As I’ve mentioned many times, I’m an observer. Yes, it’s important to see the world through your own eyes without incessantly comparing your experience to that of those around you. It can be equally as important, though, to see something from someone else’s perspective. It’s one of the reasons we travel, after all.
I like to sit on a bench on the waterfront near my office and watch as tourists trickle by, posing in front of the Statue of Liberty and the Jersey skyline. Their faces alight when they see the water, especially on breezy days, when that particular part of the city feels entirely removed from the anxious bedlam at its Midtown center. The sun reflects in the churn of the waves. The sailboats tumble across the horizon. The tourists smile at each other. Sometimes, they visibly gasp.
How lucky they are, I tend to think, to be experiencing the city for, perhaps, the very first time. And I’m jealous. Of how new and exciting it all is for them. They’re bookmarking this moment. For me, it’s an unremarkable–albeit pleasurable–lunch break. New York City is home, and when a place is home, its discernible, poetic features tend to fade into a comfortable pastiche.

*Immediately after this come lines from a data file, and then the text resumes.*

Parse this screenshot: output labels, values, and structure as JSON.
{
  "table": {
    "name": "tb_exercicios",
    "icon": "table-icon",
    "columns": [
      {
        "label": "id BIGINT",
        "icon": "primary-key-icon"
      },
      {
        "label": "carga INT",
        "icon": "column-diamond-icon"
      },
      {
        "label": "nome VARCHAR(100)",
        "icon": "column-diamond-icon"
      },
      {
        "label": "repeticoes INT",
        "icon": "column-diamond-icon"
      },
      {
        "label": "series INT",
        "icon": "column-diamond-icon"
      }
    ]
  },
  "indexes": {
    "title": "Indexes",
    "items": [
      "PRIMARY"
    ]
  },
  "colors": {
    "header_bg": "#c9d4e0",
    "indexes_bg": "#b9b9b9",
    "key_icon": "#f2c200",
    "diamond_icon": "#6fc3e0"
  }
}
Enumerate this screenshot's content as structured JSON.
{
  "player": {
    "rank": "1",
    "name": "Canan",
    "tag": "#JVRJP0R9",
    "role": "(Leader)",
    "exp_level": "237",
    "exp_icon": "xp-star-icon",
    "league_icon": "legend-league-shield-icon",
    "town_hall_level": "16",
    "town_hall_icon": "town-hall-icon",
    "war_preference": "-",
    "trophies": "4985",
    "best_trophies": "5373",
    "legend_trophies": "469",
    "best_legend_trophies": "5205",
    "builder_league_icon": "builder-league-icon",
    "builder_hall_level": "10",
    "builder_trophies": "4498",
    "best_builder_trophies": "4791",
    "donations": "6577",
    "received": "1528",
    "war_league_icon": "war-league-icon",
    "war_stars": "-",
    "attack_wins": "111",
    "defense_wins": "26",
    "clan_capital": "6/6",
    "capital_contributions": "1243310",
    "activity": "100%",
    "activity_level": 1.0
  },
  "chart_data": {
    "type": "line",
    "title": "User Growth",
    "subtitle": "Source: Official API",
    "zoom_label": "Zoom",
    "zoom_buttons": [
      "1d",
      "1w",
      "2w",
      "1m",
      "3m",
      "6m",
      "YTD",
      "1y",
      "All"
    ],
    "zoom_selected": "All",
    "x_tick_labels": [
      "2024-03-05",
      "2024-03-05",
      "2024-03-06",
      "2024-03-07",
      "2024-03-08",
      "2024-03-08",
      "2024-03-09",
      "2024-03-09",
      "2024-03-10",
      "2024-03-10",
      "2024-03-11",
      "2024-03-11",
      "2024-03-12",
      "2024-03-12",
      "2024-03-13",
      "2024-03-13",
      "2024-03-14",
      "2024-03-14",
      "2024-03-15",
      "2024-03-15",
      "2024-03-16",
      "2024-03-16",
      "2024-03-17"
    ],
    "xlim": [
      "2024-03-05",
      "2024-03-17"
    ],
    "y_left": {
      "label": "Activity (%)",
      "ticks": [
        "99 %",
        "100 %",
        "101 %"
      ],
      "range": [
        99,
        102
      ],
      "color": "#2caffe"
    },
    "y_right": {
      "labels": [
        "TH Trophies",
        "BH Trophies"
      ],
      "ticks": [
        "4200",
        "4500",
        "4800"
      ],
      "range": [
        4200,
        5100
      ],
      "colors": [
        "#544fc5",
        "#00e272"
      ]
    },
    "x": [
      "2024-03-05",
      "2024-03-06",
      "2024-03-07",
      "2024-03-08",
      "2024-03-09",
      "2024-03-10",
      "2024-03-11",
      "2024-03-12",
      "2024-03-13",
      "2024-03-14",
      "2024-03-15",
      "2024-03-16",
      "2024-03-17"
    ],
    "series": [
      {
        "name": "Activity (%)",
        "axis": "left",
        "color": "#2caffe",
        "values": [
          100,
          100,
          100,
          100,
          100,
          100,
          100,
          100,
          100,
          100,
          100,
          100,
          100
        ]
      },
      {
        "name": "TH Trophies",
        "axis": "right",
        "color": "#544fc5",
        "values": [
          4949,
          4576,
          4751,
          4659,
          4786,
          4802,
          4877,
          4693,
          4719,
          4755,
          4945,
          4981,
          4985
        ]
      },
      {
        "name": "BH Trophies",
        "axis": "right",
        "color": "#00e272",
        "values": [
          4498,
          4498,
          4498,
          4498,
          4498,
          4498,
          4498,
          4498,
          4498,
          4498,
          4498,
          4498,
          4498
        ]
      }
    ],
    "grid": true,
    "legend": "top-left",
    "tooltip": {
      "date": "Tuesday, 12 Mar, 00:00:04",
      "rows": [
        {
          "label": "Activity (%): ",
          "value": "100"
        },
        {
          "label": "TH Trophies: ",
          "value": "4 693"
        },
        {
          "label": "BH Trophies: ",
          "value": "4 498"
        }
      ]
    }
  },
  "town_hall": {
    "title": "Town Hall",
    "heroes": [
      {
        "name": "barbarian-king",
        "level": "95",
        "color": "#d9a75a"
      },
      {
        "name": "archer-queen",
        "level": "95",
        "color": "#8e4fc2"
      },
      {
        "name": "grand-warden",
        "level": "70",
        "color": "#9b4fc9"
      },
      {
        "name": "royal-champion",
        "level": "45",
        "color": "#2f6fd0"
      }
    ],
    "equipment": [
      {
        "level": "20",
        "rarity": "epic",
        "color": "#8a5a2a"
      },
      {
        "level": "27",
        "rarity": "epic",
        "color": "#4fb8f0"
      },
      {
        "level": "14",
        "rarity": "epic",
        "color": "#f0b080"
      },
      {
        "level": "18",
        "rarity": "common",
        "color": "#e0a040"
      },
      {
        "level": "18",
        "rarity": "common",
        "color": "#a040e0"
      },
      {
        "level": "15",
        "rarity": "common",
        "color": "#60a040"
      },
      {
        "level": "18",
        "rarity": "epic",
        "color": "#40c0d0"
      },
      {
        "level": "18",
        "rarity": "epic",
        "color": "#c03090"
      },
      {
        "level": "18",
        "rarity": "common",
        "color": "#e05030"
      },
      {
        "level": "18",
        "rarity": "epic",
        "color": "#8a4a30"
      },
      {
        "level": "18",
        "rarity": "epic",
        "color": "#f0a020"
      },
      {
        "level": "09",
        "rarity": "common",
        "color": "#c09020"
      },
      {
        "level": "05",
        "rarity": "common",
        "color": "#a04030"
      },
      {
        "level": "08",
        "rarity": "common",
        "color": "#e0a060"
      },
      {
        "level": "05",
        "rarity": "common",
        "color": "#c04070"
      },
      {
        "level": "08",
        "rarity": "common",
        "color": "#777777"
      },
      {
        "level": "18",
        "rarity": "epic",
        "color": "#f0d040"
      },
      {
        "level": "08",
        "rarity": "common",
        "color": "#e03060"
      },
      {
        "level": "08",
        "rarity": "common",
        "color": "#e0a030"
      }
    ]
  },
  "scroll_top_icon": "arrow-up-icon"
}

Everything becomes ordinary, everyday.
And so I follow their gazes, and for a moment, I see it for the first time, too. And man, is it fucking beautiful.